  1. How can you pass parameters to the referenced query?

  2. Hi!
    You could simply use a mule expression to set parameters at runtime in your query, for instance something like this:

    SELECT *
    FROM TEST_JDBC
    WHERE FIELD1 > #[payload:]

    For more detail on Mule Expressions you can go to this documentation page:
    http://www.mulesoft.org/documentation/display/MULE3USER/Expressions+Configuration+Reference

    Thanks!

  3. It is not completely true, that you are limited to just one line in the properties file with property placeholder..
    You can use the following construct:
    my.sql.query=\
    SELECT my_field \
    FORM my_table\
    WHERE blah=blah

    but in this case your query become un-testable outside of the properties file…

  4. 1. Mule Studio (1.3.1) doesn’t like this. It complains that <jdbc:query requires a value attribute. I runs fine though.

    2. You could use the XML cdata tag so that your formatting doesn't get lost:

    10″ />
    ]]>

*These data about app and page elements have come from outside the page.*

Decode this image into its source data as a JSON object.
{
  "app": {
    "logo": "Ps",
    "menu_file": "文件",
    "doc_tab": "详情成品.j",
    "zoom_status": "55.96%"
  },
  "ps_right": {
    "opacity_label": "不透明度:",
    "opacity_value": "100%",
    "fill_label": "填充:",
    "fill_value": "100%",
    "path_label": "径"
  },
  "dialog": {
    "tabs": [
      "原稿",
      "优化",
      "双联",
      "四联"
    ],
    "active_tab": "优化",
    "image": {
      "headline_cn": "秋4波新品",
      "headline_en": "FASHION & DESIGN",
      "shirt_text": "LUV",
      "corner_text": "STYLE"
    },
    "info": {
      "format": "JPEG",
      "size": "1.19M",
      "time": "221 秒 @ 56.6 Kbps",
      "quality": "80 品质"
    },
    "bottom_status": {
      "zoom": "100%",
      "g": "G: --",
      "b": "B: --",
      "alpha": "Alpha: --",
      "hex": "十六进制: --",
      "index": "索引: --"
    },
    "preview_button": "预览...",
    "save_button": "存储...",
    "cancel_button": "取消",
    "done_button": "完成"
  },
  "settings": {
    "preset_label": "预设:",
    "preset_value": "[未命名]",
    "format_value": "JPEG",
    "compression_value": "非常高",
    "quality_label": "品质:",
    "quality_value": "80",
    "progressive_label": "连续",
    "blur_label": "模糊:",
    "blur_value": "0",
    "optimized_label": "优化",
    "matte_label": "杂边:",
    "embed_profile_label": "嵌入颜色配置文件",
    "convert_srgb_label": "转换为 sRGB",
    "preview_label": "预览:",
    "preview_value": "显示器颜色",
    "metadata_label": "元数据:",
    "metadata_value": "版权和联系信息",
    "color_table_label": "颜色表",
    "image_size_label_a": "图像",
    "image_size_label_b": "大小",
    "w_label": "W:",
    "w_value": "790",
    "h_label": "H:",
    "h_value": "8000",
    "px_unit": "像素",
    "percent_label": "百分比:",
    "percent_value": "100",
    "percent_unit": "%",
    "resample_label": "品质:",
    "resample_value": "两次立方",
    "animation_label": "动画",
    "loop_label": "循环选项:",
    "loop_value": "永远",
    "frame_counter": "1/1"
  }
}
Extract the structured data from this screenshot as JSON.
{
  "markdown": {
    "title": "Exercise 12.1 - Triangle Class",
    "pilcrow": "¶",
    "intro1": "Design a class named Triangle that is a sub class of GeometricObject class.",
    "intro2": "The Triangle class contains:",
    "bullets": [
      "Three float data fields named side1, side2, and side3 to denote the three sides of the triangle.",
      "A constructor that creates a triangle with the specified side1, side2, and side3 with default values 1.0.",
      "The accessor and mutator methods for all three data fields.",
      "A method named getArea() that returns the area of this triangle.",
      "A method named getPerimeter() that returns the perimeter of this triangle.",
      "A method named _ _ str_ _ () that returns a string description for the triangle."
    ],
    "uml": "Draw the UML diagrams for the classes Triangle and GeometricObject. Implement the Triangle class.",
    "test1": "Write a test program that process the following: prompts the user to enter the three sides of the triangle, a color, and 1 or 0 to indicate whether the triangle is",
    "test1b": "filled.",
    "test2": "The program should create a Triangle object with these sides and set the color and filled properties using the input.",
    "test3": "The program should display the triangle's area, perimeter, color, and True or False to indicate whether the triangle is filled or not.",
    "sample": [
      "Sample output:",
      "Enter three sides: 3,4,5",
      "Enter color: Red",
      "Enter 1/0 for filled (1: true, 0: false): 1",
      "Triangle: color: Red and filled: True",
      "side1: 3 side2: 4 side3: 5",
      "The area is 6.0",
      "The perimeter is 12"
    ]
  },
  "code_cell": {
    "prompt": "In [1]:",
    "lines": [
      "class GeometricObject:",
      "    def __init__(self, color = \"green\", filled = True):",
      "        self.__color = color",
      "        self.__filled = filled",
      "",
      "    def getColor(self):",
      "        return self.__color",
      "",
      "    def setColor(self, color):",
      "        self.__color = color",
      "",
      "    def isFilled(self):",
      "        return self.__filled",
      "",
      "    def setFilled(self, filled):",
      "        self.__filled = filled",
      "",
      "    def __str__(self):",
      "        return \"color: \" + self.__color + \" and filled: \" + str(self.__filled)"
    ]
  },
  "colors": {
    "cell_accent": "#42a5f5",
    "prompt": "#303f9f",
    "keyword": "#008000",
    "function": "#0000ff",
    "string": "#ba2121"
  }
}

  5. Oops.. xml was lost in my comment… just google XML CDATA. You will also need to use value as an xml tag instead of an attribute.